Suppose I can choose between brand A and brand B for my purchases of some product, and both meet my purposes equally well. Suppose also that A comes with lots of plastic packaging and costs $10, and B does not, yet costs $13. If I don’t care about the plastic (both in its convienient or annoying effects on me, or its real or imagined environmental impact once discarded), it would be a bad decision to buy product B, at least on my side of the transaction. I could use the $3 saved by buying A for something else I need, or even donate it to the Against Malaria Foundation.
On the other hand, if we think that the harm caused by discarding this particular unit of plastic packaging is worth the sacrifice of the $3, then purchasing B would be the right decision. In order to really decide, we would somehow have to know the extent of this impact and to what extent someone does value it, or ought to value it (that is, weigh it against the benefits of the $3). This is the kind of situation that Economics 101 usually presents with its solution of a Pigouvian tax to offset the external cost, but in my story I’ve put that decision in the hands of the purchaser (Economics 101 doesn’t usually mention the fact that the people setting the level of the tax might not have every incentive to do so accurately, if it is even possible to define that).
However, here’s a tempting line of reasoning that I think is wrong. We should buy product B because it’s less wasteful, in that it takes fewer resources to produce. Just look at the wasteful packaging A has and B doesn’t have! But this neglects the fact that the price is conveying information about things we could rarely learn in all their complexity, such as how valuable the alternative uses are of the resources that went into producing A and B. If B is more expensive, then it is very plausible that it takes more resources to produce it. Perhaps it takes some scarce specialised ingredient, or highly skilled labour (which also has alternative uses), etc. I am reminded of a time a friend lamented the tremendous resources going into producing plastic cutlery, which is so resource intensive that you can buy huge packets of it for a few dollars. If plastic cutlery were truly ridiculously wasteful, you’d be having trouble budgeting for it and find the need to cut back. But most people don’t have to worry that much about their plastic cutlery expenditure.

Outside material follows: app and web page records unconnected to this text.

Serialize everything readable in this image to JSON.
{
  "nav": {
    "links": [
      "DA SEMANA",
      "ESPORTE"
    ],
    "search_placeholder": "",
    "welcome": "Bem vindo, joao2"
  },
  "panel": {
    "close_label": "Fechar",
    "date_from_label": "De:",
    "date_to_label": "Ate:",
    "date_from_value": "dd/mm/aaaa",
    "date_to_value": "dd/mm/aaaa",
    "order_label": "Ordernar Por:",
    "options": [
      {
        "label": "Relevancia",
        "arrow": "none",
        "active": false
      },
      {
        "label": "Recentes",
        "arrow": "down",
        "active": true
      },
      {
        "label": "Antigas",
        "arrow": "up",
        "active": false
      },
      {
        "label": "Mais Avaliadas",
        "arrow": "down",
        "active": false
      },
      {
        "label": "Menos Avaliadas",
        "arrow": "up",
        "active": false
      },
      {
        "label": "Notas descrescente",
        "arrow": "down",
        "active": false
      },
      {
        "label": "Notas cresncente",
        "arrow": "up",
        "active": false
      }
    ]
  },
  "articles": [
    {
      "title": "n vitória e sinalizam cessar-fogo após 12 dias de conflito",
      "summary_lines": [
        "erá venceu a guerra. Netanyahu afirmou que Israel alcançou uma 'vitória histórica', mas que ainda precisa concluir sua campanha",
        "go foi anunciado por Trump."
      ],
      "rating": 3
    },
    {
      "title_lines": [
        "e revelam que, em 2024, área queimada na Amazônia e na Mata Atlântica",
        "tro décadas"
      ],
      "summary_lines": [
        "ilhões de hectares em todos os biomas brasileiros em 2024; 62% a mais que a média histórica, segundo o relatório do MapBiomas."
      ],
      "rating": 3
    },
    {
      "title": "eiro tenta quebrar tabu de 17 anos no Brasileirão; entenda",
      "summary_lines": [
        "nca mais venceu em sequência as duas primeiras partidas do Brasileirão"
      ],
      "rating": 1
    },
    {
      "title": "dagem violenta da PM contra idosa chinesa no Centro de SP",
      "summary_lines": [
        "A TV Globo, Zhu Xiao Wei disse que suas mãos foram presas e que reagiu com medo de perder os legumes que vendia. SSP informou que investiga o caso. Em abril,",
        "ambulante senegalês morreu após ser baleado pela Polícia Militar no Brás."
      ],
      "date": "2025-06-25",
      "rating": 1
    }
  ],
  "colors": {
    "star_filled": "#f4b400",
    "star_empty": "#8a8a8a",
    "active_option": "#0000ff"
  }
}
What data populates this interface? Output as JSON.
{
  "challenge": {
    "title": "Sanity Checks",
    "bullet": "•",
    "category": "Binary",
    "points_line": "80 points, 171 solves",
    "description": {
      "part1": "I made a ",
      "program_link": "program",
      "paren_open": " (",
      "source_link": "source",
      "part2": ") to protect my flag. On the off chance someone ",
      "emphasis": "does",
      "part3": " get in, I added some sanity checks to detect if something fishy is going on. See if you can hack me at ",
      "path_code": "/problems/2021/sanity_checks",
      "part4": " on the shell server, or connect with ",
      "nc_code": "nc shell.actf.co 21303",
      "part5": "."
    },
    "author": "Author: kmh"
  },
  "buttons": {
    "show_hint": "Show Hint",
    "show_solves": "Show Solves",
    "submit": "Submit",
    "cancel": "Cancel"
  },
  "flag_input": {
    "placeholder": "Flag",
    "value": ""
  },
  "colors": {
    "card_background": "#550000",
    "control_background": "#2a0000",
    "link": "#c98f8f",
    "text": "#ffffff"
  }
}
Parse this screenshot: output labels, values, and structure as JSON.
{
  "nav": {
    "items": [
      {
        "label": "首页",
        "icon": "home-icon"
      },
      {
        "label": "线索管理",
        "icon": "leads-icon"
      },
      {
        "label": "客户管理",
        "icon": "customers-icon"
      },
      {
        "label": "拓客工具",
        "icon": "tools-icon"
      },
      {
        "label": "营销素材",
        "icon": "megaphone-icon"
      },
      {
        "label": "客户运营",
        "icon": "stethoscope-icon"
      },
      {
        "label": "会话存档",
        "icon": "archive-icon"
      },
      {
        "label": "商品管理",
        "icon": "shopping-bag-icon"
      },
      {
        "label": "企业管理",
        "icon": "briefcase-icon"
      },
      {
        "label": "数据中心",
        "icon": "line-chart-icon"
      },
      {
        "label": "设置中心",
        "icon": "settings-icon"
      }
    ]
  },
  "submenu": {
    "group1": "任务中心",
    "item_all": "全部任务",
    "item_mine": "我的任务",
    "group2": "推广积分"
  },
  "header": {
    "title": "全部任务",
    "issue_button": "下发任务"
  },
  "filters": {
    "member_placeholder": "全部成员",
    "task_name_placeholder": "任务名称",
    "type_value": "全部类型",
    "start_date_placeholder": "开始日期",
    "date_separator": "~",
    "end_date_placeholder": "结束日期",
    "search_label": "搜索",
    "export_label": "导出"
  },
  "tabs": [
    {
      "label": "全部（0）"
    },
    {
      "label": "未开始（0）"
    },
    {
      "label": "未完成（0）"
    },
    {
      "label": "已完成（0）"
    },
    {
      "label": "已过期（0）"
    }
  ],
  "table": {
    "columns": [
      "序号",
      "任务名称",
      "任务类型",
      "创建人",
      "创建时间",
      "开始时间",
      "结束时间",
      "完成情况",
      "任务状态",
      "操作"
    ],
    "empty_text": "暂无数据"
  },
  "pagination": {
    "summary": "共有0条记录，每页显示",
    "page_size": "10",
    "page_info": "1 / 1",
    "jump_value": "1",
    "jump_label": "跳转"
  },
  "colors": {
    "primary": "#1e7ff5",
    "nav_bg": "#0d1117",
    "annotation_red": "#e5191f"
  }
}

In the long run it would be exciting if electric cars became cheaper than petrol ones, but for now they aren’t, which means they almost certainly are taking more resources to produce. The external costs here might justify the difference, and many people make that case (more catastrophic views of climate change would imply this, while it’s-one-issue-among-many views would not). But the case isn’t made by pointing at the lack of a tailpipe and forgetting to weigh that against the thousands of dollars at the other end of the transaction. Similarly, if a kind of paper costs twice as much, a business it putting itself at slightly higher risk of going bankrupt by purchasing that kind of paper. Ironically, pursuing environmental sustainability at any price (literally) can mean both wasting more resources and making activities less sustainable.